The Church of St. Nicolas is the oldest church in Lithuania. Its Gothic features have been preserved almost unchanged. During the last years of paganism in Lithuania, the Church of St. Nicolas was built by a German community living in Vilnius.
Although Gothic, the Church of St. Nicolas acquired some Baroque features in the 18th and 19th centuries. New windows were cut out, a tower, a vestry and Baroque altars were added, and organs and a Rococo-style organ choir were installed. From 1901 to 1939, the Church of St. Nicolas was the only church in Vilnius in which Mass was celeberated in Lithuanian. It also served as a Lithuanian cultural centre.

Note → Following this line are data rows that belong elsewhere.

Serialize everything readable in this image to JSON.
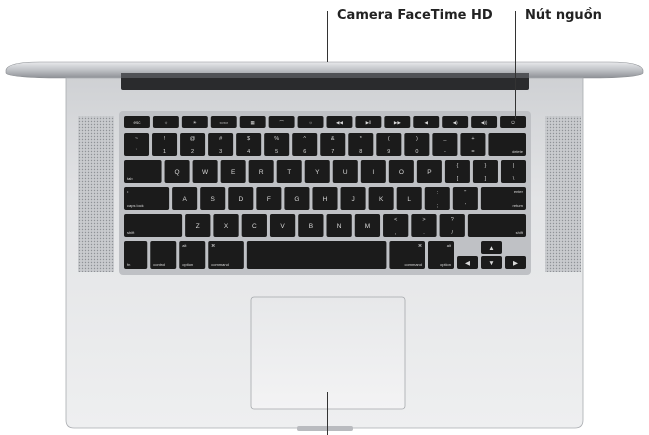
{
  "callouts": {
    "camera": "Camera FaceTime HD",
    "power": "Nút nguồn"
  },
  "keyboard": {
    "fn_row": [
      {
        "icon": "escape",
        "label": "esc"
      },
      {
        "icon": "brightness-down",
        "label": "☼"
      },
      {
        "icon": "brightness-up",
        "label": "☀"
      },
      {
        "icon": "mission-control",
        "label": "▭▭"
      },
      {
        "icon": "launchpad",
        "label": "▦"
      },
      {
        "icon": "keyboard-light-down",
        "label": "⌒"
      },
      {
        "icon": "keyboard-light-up",
        "label": "☼"
      },
      {
        "icon": "rewind",
        "label": "◀◀"
      },
      {
        "icon": "play-pause",
        "label": "▶ll"
      },
      {
        "icon": "fast-forward",
        "label": "▶▶"
      },
      {
        "icon": "mute",
        "label": "◀"
      },
      {
        "icon": "volume-down",
        "label": "◀)"
      },
      {
        "icon": "volume-up",
        "label": "◀))"
      },
      {
        "icon": "power",
        "label": "⏻"
      }
    ],
    "number_row": [
      {
        "top": "~",
        "bottom": "`"
      },
      {
        "top": "!",
        "bottom": "1"
      },
      {
        "top": "@",
        "bottom": "2"
      },
      {
        "top": "#",
        "bottom": "3"
      },
      {
        "top": "$",
        "bottom": "4"
      },
      {
        "top": "%",
        "bottom": "5"
      },
      {
        "top": "^",
        "bottom": "6"
      },
      {
        "top": "&",
        "bottom": "7"
      },
      {
        "top": "*",
        "bottom": "8"
      },
      {
        "top": "(",
        "bottom": "9"
      },
      {
        "top": ")",
        "bottom": "0"
      },
      {
        "top": "_",
        "bottom": "-"
      },
      {
        "top": "+",
        "bottom": "="
      },
      {
        "top": "",
        "bottom": "delete"
      }
    ],
    "qwerty_row": [
      {
        "top": "",
        "bottom": "tab"
      },
      {
        "top": "",
        "bottom": "Q"
      },
      {
        "top": "",
        "bottom": "W"
      },
      {
        "top": "",
        "bottom": "E"
      },
      {
        "top": "",
        "bottom": "R"
      },
      {
        "top": "",
        "bottom": "T"
      },
      {
        "top": "",
        "bottom": "Y"
      },
      {
        "top": "",
        "bottom": "U"
      },
      {
        "top": "",
        "bottom": "I"
      },
      {
        "top": "",
        "bottom": "O"
      },
      {
        "top": "",
        "bottom": "P"
      },
      {
        "top": "{",
        "bottom": "["
      },
      {
        "top": "}",
        "bottom": "]"
      },
      {
        "top": "|",
        "bottom": "\\"
      }
    ],
    "home_row": [
      {
        "top": "•",
        "bottom": "caps lock"
      },
      {
        "top": "",
        "bottom": "A"
      },
      {
        "top": "",
        "bottom": "S"
      },
      {
        "top": "",
        "bottom": "D"
      },
      {
        "top": "",
        "bottom": "F"
      },
      {
        "top": "",
        "bottom": "G"
      },
      {
        "top": "",
        "bottom": "H"
      },
      {
        "top": "",
        "bottom": "J"
      },
      {
        "top": "",
        "bottom": "K"
      },
      {
        "top": "",
        "bottom": "L"
      },
      {
        "top": ":",
        "bottom": ";"
      },
      {
        "top": "\"",
        "bottom": "'"
      },
      {
        "top": "enter",
        "bottom": "return"
      }
    ],
    "shift_row": [
      {
        "top": "",
        "bottom": "shift"
      },
      {
        "top": "",
        "bottom": "Z"
      },
      {
        "top": "",
        "bottom": "X"
      },
      {
        "top": "",
        "bottom": "C"
      },
      {
        "top": "",
        "bottom": "V"
      },
      {
        "top": "",
        "bottom": "B"
      },
      {
        "top": "",
        "bottom": "N"
      },
      {
        "top": "",
        "bottom": "M"
      },
      {
        "top": "<",
        "bottom": ","
      },
      {
        "top": ">",
        "bottom": "."
      },
      {
        "top": "?",
        "bottom": "/"
      },
      {
        "top": "",
        "bottom": "shift"
      }
    ],
    "bottom_row": [
      {
        "top": "",
        "bottom": "fn"
      },
      {
        "top": "",
        "bottom": "control"
      },
      {
        "top": "alt",
        "bottom": "option"
      },
      {
        "top": "⌘",
        "bottom": "command"
      },
      {
        "top": "",
        "bottom": ""
      },
      {
        "top": "⌘",
        "bottom": "command"
      },
      {
        "top": "alt",
        "bottom": "option"
      }
    ],
    "arrows": {
      "left": "◀",
      "up": "▲",
      "down": "▼",
      "right": "▶"
    }
  },
  "colors": {
    "key": "#1b1b1b",
    "key_label": "#d9d9d9",
    "body": "#d4d6d9",
    "line": "#333333"
  }
}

During the Soviet occupation, a sculpture of the guardian of Vilnius, St. Christopher, by Antanas Kmieliauskas was erected next to the church. It was an act of resistance since the city’s coat of arms picturing St. Christopher was banned under the Soviet regime.